No, test prep is not required. In fact it shouldn’t even be needed.
The SAT and ACT are designed to test the level of a high school student’s readiness to perform in a college classroom; they’re not designed to see who has the money to spend on expensive test prep courses. Then why do so many students attend test prep classes? And why do these test prep classes claim success in raising scores?
The answer can be found at the gym. No one needs a personal trainer – we know how to exercise and lose weight. Run here, do push up there, it’s natural. But why are there so many personal trainers? 2 reasons: (1) to show you the best way to do it and (2) to make sure you do it. The same reasons applies to SAT/ACT test prep.

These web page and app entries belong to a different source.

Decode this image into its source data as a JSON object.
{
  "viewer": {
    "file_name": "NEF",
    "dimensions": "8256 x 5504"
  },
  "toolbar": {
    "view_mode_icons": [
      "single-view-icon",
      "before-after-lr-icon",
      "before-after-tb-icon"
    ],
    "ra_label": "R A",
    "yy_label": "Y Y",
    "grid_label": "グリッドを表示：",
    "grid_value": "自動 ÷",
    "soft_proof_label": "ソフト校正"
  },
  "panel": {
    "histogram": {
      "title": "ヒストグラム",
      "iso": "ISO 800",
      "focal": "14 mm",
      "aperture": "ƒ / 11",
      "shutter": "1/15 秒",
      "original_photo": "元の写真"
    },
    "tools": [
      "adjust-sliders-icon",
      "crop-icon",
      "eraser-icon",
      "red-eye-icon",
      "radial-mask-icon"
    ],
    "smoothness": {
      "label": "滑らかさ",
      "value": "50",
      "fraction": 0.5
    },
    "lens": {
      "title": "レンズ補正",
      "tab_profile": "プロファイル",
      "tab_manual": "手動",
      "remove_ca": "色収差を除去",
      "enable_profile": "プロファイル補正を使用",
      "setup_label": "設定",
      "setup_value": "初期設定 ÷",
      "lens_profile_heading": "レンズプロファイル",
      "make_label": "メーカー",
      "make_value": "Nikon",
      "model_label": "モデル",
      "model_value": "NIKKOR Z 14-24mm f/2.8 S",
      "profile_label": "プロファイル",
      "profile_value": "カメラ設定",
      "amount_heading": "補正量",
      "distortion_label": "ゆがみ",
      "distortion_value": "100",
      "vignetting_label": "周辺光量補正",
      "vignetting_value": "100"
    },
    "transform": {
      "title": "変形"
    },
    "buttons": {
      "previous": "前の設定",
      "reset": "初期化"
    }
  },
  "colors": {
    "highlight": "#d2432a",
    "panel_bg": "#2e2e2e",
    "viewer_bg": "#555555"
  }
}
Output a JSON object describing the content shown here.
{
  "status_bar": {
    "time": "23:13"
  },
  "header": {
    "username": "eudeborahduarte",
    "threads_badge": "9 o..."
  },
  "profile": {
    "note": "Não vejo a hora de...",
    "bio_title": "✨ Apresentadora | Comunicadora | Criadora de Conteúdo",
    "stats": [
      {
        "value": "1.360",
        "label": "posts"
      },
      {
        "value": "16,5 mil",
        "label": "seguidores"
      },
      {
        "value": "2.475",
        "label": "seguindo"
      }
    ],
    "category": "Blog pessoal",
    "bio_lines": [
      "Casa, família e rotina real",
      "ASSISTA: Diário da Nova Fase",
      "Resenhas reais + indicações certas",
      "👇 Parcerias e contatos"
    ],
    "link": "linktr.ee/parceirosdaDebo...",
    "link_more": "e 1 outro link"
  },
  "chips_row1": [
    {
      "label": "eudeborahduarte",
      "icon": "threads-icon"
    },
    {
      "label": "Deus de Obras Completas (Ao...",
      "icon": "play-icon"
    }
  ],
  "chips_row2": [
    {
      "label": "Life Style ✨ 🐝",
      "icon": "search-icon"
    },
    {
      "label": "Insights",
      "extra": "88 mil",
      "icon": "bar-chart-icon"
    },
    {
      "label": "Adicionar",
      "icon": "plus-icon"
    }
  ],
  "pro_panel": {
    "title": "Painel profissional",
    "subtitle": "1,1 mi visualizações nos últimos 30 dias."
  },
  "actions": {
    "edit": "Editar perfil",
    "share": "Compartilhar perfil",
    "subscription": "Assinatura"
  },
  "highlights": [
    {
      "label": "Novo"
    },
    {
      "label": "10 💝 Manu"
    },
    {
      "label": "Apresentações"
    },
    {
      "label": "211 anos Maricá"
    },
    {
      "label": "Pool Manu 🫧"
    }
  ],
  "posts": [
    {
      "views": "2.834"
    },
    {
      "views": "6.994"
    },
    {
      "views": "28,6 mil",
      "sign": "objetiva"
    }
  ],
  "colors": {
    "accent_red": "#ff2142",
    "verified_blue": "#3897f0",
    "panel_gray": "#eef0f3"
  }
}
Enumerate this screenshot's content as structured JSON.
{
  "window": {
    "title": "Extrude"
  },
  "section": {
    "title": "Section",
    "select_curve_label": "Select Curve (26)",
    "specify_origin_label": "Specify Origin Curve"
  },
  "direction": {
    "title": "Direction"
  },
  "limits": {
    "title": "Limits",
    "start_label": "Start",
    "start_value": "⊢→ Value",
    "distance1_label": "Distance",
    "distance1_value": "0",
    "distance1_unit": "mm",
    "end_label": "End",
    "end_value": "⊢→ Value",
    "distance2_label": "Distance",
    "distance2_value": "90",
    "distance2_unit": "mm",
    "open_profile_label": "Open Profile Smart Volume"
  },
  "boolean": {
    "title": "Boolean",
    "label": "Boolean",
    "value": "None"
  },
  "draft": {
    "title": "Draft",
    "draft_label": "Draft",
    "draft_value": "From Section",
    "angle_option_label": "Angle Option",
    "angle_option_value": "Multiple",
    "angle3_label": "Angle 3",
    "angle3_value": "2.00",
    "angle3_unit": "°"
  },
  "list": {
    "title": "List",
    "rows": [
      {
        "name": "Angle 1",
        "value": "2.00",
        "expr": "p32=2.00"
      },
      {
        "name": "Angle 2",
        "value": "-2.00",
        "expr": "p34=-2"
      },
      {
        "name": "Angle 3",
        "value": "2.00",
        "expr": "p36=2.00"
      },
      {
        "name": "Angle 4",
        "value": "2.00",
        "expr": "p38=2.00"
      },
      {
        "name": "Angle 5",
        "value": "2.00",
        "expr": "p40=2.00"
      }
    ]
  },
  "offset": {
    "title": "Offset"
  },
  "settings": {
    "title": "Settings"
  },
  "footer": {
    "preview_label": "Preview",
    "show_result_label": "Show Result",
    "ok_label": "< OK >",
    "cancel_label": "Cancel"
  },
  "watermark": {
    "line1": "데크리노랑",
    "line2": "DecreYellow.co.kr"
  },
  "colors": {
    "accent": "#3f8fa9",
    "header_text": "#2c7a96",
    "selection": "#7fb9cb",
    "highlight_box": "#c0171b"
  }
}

Does anyone have a child just begging for their parents to purchase them the SAT practice book so that he or she can sit down on weekends and read it cover to cover? I didn’t think so. That’s why you need test prep. To make sure your student practices the tests – and practices them the “right” way – in order to maximize his or her score. I cannot tell you how many students I’ve come across who do not score up to their intellectual and academic level on their first practice test simply because they don’t like tests. Test prep helps students get past that mental block and achieve the score they deserve.
Now that we know we need the assistance of an expert, the next questions is “When?” My personal recommendation is to begin prep during the summer between Sophomore and Junior year. This allows students to take the SAT and ACT in October and determine which they they are better at. Colleges only need one test, but some students are naturally better at one over the other. Once you know which test is “the test” for your student, additional practice should be done for a retake of that one test. This retake should be done between January and April, before the rigorous studying for AP test or IB exams begins. Hopefully students can be done at this point, leaving their May and June exams open for Subject Tests and simply studying for finals instead of stressing over the SAT and ACT. In addition they don’t have to spend the next summer doing prep and can instead devote it to the other parts of the college applications – community service, research,
The final question is “How Much?” We never want to stress our students out or overload them with so much prep that they burn out. So it’s a fine line we walk between helping them be as prepared as possible and remembering that they are teenagers who would like to have a life outside of school work. There are those that ignore the social need of students and throw their children at intensive programs that meet for hours a days and assign so much homework that students aren’t able to see the light of day. Then there are those who don’t do any prep and just roll the dice on their score. I believe in a moderate and reasonable approach. I want students to be prepared, but not over-prepared. We all know that students have a breaking point at which they don’t try anymore, so the trick is getting as close as you can to that without crossing it. After all, if the student doesn’t give 100% then there is no improvement.
This is why my test prep programs limit class lengths to 90 minutes, because honestly after that point the student has stopped listening. And my homework is not overwhelming, no more than an hour a week. But I do keep small group classes of 3-6 students because I feel that individual attention is one of the most important parts of test prep. Once I combine all of these together I’m able to come up with a course that isn’t only reasonable, but reasonably priced. Only $250 for SAT or $325 for both tests. Test prep shouldn’t cost and arm and a leg – because, well, it isn’t needed…